The woman didn’t have a printer at home. “We had her take pictures of the signature pages of the contracts and amendments,” says Douglas, and then the woman posted her signature on Facebook on a secure page that wasn’t available to the public.
Altogether, he spent 22 months putting the transaction together. “One person not participating in that assemblage could have blown up the whole thing, but everybody was fantastic.”
Douglas says retail development is “on fire” now, especially heading out to Short Pump and Route 288. “We are going to run out of tenants,” he says, with development outpacing the number of retailers who want space.
Despite the complications, Douglas, 53, enjoys real estate. “It’s the thrill of victory, of making the deal,” he says. “And I have to put my four daughters through college.”
Growing up, Robison, 40, always participated in sports, playing soccer and basketball in high school.
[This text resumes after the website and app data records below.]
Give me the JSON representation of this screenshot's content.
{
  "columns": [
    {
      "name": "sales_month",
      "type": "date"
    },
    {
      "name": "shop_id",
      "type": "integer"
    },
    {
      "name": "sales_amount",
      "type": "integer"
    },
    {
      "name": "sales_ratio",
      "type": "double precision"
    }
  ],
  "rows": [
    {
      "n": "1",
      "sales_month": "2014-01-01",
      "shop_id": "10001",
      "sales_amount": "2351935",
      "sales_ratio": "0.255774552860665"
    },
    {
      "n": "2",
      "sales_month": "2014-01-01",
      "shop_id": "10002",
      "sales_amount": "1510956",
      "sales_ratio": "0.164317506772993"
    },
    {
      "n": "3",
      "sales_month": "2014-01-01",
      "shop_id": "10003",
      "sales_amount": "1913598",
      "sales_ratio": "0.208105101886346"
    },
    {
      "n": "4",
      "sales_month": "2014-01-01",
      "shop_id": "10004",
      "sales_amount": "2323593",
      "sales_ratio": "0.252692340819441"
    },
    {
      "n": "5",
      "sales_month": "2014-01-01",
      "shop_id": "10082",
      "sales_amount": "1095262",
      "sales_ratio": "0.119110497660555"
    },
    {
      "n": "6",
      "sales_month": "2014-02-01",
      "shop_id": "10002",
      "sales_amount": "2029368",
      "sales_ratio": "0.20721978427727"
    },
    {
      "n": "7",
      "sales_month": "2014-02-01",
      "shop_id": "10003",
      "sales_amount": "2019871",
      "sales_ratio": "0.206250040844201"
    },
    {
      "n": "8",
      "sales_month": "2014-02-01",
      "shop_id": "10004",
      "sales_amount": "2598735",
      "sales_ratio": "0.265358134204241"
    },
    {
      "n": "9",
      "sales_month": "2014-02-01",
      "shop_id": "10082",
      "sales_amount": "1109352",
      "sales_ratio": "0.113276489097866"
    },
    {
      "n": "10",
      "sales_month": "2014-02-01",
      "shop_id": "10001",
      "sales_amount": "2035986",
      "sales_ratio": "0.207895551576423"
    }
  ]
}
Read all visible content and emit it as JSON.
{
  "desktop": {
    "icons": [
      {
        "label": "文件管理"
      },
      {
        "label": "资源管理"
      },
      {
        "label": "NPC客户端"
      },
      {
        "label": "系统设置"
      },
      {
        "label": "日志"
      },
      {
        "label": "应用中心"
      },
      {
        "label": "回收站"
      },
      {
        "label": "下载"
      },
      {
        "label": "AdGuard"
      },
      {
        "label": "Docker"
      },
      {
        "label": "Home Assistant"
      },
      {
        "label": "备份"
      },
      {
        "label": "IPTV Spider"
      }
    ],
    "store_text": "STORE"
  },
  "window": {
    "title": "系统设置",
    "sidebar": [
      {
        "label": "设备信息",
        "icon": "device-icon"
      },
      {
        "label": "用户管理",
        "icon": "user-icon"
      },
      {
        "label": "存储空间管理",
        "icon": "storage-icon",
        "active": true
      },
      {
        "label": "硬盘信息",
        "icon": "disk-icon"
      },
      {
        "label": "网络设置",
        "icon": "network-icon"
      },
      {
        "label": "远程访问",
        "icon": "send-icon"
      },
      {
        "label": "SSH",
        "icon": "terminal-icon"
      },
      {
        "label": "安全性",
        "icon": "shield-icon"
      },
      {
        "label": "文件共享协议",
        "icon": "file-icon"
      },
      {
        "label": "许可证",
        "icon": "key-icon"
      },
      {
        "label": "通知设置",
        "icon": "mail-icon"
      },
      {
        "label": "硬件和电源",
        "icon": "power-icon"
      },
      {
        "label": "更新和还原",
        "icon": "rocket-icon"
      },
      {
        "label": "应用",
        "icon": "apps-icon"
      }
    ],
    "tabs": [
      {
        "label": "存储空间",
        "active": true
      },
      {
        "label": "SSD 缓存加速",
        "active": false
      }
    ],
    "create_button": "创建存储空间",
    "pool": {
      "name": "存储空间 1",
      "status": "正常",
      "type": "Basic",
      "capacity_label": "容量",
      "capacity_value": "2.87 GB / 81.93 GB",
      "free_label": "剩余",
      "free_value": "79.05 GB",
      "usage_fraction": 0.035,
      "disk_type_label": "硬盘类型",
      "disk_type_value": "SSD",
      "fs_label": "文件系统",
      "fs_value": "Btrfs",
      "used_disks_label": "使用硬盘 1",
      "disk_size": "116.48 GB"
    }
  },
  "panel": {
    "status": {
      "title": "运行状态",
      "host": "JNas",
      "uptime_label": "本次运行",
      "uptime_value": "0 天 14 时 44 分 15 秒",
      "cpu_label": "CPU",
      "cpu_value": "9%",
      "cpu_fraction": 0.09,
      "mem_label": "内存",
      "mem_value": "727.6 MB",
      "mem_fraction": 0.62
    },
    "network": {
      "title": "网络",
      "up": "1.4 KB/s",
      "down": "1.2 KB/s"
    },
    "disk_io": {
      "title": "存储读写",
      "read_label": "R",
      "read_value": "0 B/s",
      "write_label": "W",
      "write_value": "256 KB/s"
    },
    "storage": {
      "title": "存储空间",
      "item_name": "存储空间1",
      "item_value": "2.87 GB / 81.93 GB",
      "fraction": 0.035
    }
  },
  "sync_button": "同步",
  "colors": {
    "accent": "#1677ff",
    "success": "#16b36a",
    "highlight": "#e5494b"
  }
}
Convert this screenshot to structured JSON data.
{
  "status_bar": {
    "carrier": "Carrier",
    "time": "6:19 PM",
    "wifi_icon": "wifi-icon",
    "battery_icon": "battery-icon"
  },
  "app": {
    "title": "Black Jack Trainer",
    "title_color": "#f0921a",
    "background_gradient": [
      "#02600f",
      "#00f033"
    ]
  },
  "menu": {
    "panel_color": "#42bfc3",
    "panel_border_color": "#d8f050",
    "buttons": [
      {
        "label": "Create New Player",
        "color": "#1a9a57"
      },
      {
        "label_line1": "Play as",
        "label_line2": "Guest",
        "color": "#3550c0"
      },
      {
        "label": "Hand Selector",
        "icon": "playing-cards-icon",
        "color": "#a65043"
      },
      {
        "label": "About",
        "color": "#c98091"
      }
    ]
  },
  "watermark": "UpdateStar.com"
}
He relished the excitement and competitive nature of the game. He finds the same qualities in commercial real estate. “I wasn’t going to make it as a professional athlete, and this is the closest thing to sports that I have found. We do this as a team, and that appeals to me.”
As senior vice president of Capital Markets Group, Robison focuses on selling investment properties. He likens his work to a roller coaster. “You never want to get too high or too low. You have the opportunity to win some really big, exciting deals and sometimes you lose them,” he says. “You have to stay somewhat even keeled to be successful.”
Michael Pruitt of Pruitt Associates in Henrico says Robison is client-focused. “I think Eric is hands down one of the best brokers in the business,” he says. “He’s a man of great character, and he is very hard working. He understands and has thorough knowledge of the market he works in.”
Robison’s largest deal in 2014 was the disposition of 11 suburban office buildings in the Highwoods Property Trust in and around the Innsbrook Corporate Center in Henrico. “Highwoods was a great property to sell and a great client. We got a lot of interest,” he says.
Yet a deal for the sale of the 12-story Mutual Building, a historic property in downtown Richmond, turned out to be the most challenging. When he began working on the sale, the building had a tenant, the Christian Barton law firm, that occupied the top four floors. The buyer wanted to develop the property into apartments, but the tenant did not want to leave.
“The buyer couldn’t pass up owning the building because of the potential it had,” Robison says. “He was willing to take on the risk of taking the tenant through the lease term (Christian Barton is still there) and then develop the apartments or find an alternative after the lease was up.”
He believes that business investment sales will continue to be strong even if there are minor increases in interest rates. “Even though our market size is a little smaller and not as deep as Washington, D.C., Charlotte or Raleigh, more investors are looking at our market,” says Robison.
He enjoys bringing in new investors from other parts of the country that might not have Richmond on their radar. “It’s great to have them invest for the first time and see them be successful afterward.”